:: Supplied data ::

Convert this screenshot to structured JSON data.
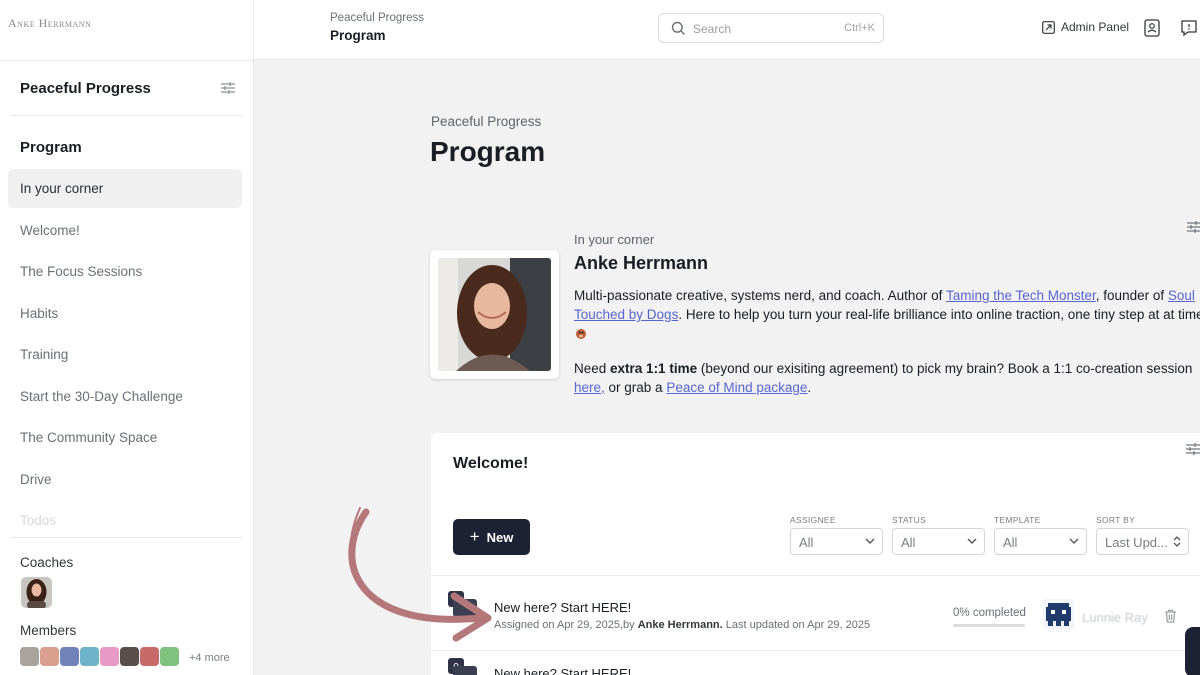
{
  "sidebar": {
    "logo_text": "Anke Herrmann",
    "space_name": "Peaceful Progress",
    "section_heading": "Program",
    "nav_items": [
      {
        "label": "In your corner"
      },
      {
        "label": "Welcome!"
      },
      {
        "label": "The Focus Sessions"
      },
      {
        "label": "Habits"
      },
      {
        "label": "Training"
      },
      {
        "label": "Start the 30-Day Challenge"
      },
      {
        "label": "The Community Space"
      },
      {
        "label": "Drive"
      },
      {
        "label": "Todos"
      }
    ],
    "coaches_label": "Coaches",
    "members_label": "Members",
    "members_more": "+4 more"
  },
  "topbar": {
    "crumb_parent": "Peaceful Progress",
    "crumb_current": "Program",
    "search_placeholder": "Search",
    "search_shortcut": "Ctrl+K",
    "admin_label": "Admin Panel"
  },
  "main": {
    "subtitle": "Peaceful Progress",
    "title": "Program",
    "corner_card": {
      "label": "In your corner",
      "name": "Anke Herrmann",
      "bio_part1": "Multi-passionate creative, systems nerd, and coach. Author of ",
      "bio_link1": "Taming the Tech Monster",
      "bio_part2": ", founder of ",
      "bio_link2": "Soul Touched by Dogs",
      "bio_part3": ". Here to help you turn your real-life brilliance into online traction, one tiny step at at time",
      "need_part1": "Need ",
      "need_bold": "extra 1:1 time",
      "need_part2": " (beyond our exisiting agreement) to pick my brain? Book a 1:1 co-creation session ",
      "need_link1": "here,",
      "need_part3": " or grab a ",
      "need_link2": "Peace of Mind package",
      "need_part4": "."
    },
    "welcome_card": {
      "title": "Welcome!",
      "new_button": "New",
      "filters": [
        {
          "label": "ASSIGNEE",
          "value": "All"
        },
        {
          "label": "STATUS",
          "value": "All"
        },
        {
          "label": "TEMPLATE",
          "value": "All"
        },
        {
          "label": "SORT BY",
          "value": "Last Upd..."
        }
      ],
      "tasks": [
        {
          "badge": "0",
          "title": "New here? Start HERE!",
          "meta_prefix": "Assigned on Apr 29, 2025,by ",
          "meta_author": "Anke Herrmann.",
          "meta_suffix": " Last updated on Apr 29, 2025",
          "progress_label": "0% completed",
          "progress": 0,
          "assignee": "Lunnie Ray"
        },
        {
          "badge": "0",
          "title": "New here? Start HERE!"
        }
      ]
    }
  },
  "colors": {
    "accent": "#5865d0",
    "dark_button": "#1c2233",
    "annotation_arrow": "#b5787a"
  }
}
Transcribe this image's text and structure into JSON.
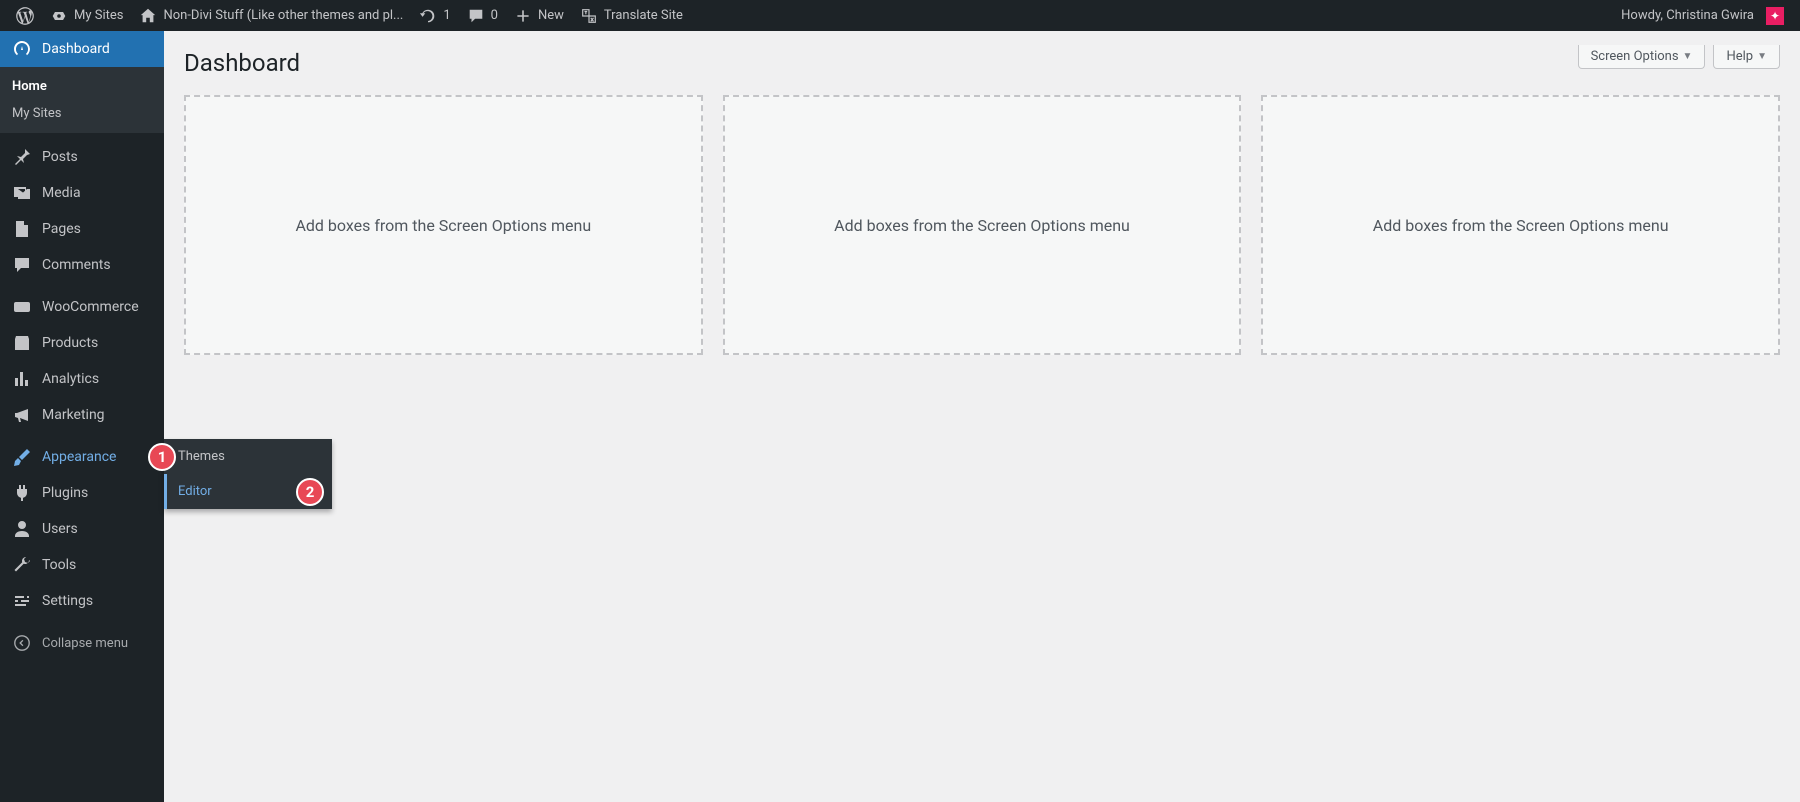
{
  "adminbar": {
    "mysites": "My Sites",
    "sitename": "Non-Divi Stuff (Like other themes and pl...",
    "updates": "1",
    "comments": "0",
    "new": "New",
    "translate": "Translate Site",
    "howdy": "Howdy, Christina Gwira"
  },
  "sidebar": {
    "dashboard": "Dashboard",
    "sub_home": "Home",
    "sub_mysites": "My Sites",
    "posts": "Posts",
    "media": "Media",
    "pages": "Pages",
    "comments": "Comments",
    "woocommerce": "WooCommerce",
    "products": "Products",
    "analytics": "Analytics",
    "marketing": "Marketing",
    "appearance": "Appearance",
    "plugins": "Plugins",
    "users": "Users",
    "tools": "Tools",
    "settings": "Settings",
    "collapse": "Collapse menu"
  },
  "flyout": {
    "themes": "Themes",
    "editor": "Editor"
  },
  "annotations": {
    "one": "1",
    "two": "2"
  },
  "content": {
    "title": "Dashboard",
    "screen_options": "Screen Options",
    "help": "Help",
    "placeholder": "Add boxes from the Screen Options menu"
  }
}
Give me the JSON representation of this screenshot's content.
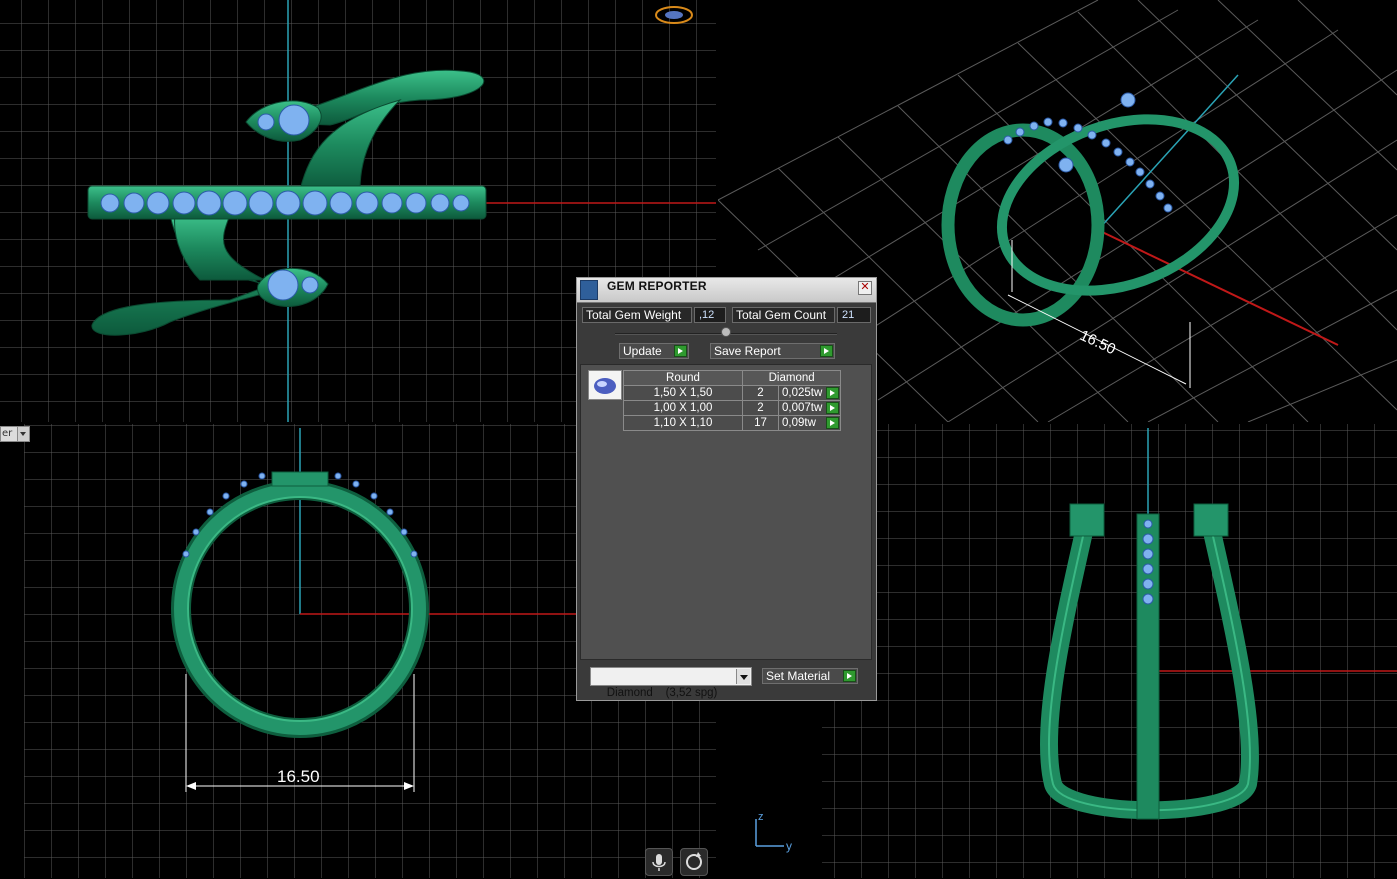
{
  "viewports": {
    "bottom_left_dimension": "16.50",
    "top_right_dimension": "16.50",
    "axis_x_label": "y",
    "axis_z_label": "z",
    "view_selector": "er"
  },
  "dialog": {
    "title": "GEM REPORTER",
    "total_weight_label": "Total Gem Weight",
    "total_weight_value": ",12",
    "total_count_label": "Total Gem Count",
    "total_count_value": "21",
    "update_label": "Update",
    "save_report_label": "Save Report",
    "table": {
      "headers": [
        "Round",
        "Diamond"
      ],
      "rows": [
        {
          "size": "1,50 X 1,50",
          "count": "2",
          "weight": "0,025tw"
        },
        {
          "size": "1,00 X 1,00",
          "count": "2",
          "weight": "0,007tw"
        },
        {
          "size": "1,10 X 1,10",
          "count": "17",
          "weight": "0,09tw"
        }
      ]
    },
    "material_select": "Diamond    (3,52 spg)",
    "set_material_label": "Set Material"
  },
  "icons": {
    "microphone": "microphone-icon",
    "rotate": "rotate-icon",
    "gem": "gem-icon",
    "close": "close-icon"
  },
  "colors": {
    "ring_green": "#1e8a5f",
    "gem_blue": "#7fb2f0",
    "axis_red": "#c01818",
    "axis_cyan": "#2aa3b5",
    "grid": "#6a6a6a",
    "go_button": "#2f9a2f"
  }
}
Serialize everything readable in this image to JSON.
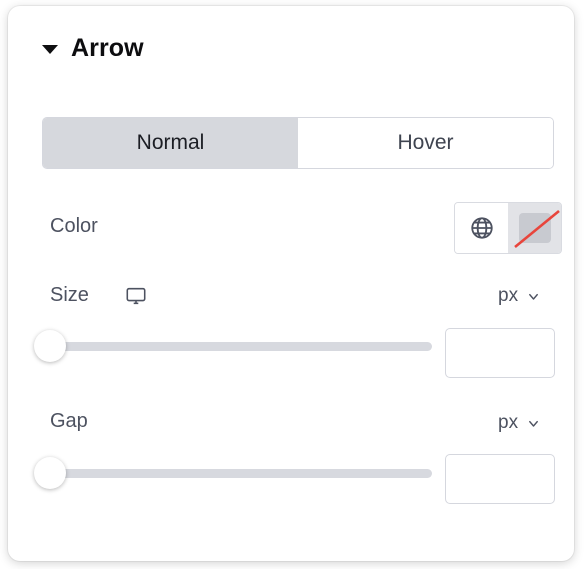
{
  "panel": {
    "title": "Arrow",
    "collapse_icon": "caret-down-icon"
  },
  "tabs": [
    {
      "label": "Normal",
      "active": true
    },
    {
      "label": "Hover",
      "active": false
    }
  ],
  "controls": {
    "color": {
      "label": "Color",
      "global_icon": "globe-icon",
      "swatch_value": "",
      "swatch_state": "empty",
      "swatch_slash_color": "#e8453c"
    },
    "size": {
      "label": "Size",
      "device_icon": "desktop-icon",
      "unit": "px",
      "unit_chevron": "chevron-down-icon",
      "slider_value": 0,
      "input_value": "",
      "input_placeholder": ""
    },
    "gap": {
      "label": "Gap",
      "unit": "px",
      "unit_chevron": "chevron-down-icon",
      "slider_value": 0,
      "input_value": "",
      "input_placeholder": ""
    }
  },
  "colors": {
    "label_text": "#4d5260",
    "title_text": "#0d0d0f",
    "tab_active_bg": "#d6d8dd",
    "track": "#d7d9df",
    "border": "#d5d7de"
  }
}
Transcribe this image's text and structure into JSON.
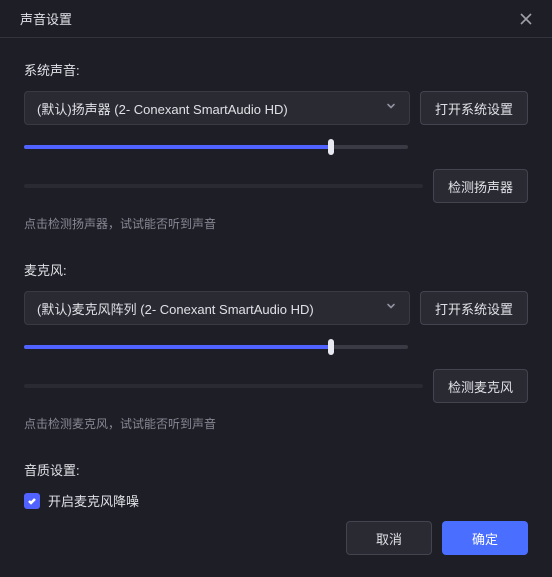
{
  "titlebar": {
    "title": "声音设置"
  },
  "speaker": {
    "label": "系统声音:",
    "device": "(默认)扬声器 (2- Conexant SmartAudio HD)",
    "open_settings_label": "打开系统设置",
    "volume_percent": 80,
    "test_label": "检测扬声器",
    "hint": "点击检测扬声器，试试能否听到声音"
  },
  "microphone": {
    "label": "麦克风:",
    "device": "(默认)麦克风阵列 (2- Conexant SmartAudio HD)",
    "open_settings_label": "打开系统设置",
    "volume_percent": 80,
    "test_label": "检测麦克风",
    "hint": "点击检测麦克风，试试能否听到声音"
  },
  "quality": {
    "label": "音质设置:",
    "noise_reduction_label": "开启麦克风降噪",
    "noise_reduction_checked": true
  },
  "footer": {
    "cancel_label": "取消",
    "confirm_label": "确定"
  },
  "colors": {
    "accent": "#4a6eff",
    "slider_fill": "#5062ff",
    "background": "#1e1e26"
  }
}
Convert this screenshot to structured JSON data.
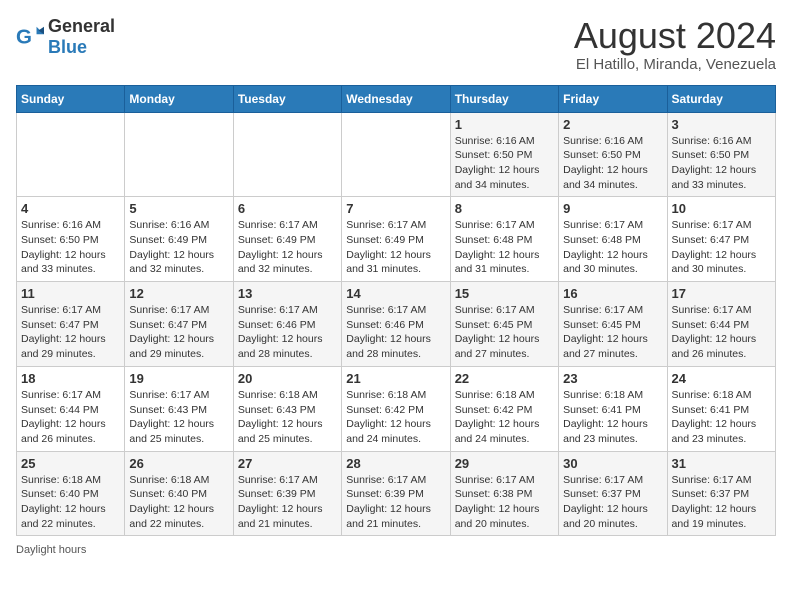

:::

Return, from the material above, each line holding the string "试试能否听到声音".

    "hint": "点击检测扬声器，试试能否听到声音"
    "hint": "点击检测麦克风，试试能否听到声音"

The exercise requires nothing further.